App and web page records
----

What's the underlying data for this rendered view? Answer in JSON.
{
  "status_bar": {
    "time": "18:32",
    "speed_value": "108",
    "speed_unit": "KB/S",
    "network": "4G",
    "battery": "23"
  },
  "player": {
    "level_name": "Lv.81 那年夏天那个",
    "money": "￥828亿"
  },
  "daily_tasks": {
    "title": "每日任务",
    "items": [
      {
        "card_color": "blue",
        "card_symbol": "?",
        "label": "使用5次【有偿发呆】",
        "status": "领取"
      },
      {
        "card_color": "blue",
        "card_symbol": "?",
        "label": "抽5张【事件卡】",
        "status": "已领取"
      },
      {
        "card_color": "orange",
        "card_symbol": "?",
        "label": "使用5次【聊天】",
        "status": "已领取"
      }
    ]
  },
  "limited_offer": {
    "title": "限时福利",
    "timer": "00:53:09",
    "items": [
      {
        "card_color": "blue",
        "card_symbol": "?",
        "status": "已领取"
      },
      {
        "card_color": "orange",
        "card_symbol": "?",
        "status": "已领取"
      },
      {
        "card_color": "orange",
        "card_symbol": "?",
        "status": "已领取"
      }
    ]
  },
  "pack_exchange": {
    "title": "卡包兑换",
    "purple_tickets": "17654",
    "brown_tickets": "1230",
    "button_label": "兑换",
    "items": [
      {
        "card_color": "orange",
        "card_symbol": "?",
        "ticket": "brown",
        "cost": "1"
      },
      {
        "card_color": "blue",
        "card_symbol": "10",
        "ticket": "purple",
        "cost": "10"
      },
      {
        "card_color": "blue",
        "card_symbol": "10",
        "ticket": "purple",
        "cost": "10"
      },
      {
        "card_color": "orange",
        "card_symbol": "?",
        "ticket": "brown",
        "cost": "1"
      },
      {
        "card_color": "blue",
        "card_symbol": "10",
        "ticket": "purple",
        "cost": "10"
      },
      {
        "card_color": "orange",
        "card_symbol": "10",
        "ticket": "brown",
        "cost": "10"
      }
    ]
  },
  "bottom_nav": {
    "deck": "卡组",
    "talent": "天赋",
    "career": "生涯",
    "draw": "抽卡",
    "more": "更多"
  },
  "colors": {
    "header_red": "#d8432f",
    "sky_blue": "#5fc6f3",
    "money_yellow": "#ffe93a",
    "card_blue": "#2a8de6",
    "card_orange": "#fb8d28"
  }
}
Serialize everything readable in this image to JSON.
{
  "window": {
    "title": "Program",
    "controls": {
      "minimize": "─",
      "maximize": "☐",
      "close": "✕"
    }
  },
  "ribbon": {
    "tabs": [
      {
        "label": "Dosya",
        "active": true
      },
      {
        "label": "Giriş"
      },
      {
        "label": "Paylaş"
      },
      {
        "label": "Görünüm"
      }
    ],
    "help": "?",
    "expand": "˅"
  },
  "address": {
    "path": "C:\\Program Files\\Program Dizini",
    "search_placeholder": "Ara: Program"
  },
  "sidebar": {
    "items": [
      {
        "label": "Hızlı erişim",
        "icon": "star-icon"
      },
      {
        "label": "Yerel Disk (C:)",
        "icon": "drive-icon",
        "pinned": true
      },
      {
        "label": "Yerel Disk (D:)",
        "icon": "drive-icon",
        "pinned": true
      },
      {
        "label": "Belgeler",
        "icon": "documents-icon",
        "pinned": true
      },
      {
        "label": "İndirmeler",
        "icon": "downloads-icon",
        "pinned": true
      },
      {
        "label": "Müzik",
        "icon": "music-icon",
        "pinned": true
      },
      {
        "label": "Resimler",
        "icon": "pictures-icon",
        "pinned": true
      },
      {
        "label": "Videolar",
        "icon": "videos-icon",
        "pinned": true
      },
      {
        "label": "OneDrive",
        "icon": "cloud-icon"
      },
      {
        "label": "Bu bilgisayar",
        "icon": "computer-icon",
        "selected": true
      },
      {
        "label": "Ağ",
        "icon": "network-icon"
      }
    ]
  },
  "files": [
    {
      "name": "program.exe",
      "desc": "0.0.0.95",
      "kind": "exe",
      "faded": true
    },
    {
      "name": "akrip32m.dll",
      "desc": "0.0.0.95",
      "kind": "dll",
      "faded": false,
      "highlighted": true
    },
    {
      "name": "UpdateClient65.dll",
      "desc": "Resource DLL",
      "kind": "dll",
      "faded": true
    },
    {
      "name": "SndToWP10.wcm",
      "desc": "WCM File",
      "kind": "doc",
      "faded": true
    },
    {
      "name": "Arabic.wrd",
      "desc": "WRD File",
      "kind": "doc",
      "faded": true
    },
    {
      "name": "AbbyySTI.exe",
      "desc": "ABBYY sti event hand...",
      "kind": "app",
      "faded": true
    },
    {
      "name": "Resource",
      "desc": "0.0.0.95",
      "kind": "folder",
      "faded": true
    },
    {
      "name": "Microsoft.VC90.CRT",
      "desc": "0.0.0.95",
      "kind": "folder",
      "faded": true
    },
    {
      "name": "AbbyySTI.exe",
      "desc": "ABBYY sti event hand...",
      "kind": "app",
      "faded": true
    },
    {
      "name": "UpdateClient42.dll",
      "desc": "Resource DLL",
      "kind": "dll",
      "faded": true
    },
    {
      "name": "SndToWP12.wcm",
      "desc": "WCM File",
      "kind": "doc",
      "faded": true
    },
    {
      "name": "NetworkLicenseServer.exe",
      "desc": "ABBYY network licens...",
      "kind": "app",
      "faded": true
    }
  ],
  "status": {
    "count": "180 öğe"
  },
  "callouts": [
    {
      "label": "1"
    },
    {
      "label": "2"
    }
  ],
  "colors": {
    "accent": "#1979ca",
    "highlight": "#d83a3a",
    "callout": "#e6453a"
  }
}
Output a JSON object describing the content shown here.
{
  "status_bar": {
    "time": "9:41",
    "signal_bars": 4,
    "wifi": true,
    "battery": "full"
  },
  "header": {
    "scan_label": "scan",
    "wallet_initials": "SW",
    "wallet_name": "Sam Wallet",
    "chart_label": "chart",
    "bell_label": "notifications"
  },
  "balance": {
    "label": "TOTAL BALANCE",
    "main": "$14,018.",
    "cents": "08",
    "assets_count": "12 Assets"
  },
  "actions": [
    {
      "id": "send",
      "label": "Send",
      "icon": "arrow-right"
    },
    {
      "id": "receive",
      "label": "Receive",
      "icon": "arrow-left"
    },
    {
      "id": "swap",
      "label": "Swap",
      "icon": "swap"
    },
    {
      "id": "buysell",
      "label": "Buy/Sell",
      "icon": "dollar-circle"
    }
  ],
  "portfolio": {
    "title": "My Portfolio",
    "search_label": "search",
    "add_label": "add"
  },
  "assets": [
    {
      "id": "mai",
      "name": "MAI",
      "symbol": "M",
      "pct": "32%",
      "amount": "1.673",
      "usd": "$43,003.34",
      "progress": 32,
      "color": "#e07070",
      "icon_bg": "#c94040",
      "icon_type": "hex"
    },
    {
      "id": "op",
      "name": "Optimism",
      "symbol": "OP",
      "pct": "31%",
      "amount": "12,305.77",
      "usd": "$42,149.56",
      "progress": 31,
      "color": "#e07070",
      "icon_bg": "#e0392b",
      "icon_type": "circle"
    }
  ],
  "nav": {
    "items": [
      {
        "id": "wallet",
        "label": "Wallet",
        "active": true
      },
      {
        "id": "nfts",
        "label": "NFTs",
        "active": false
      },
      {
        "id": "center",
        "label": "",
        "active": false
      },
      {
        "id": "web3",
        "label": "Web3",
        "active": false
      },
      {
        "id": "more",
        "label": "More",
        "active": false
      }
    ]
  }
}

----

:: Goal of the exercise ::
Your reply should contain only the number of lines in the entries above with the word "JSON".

:: Reply to the task ::
3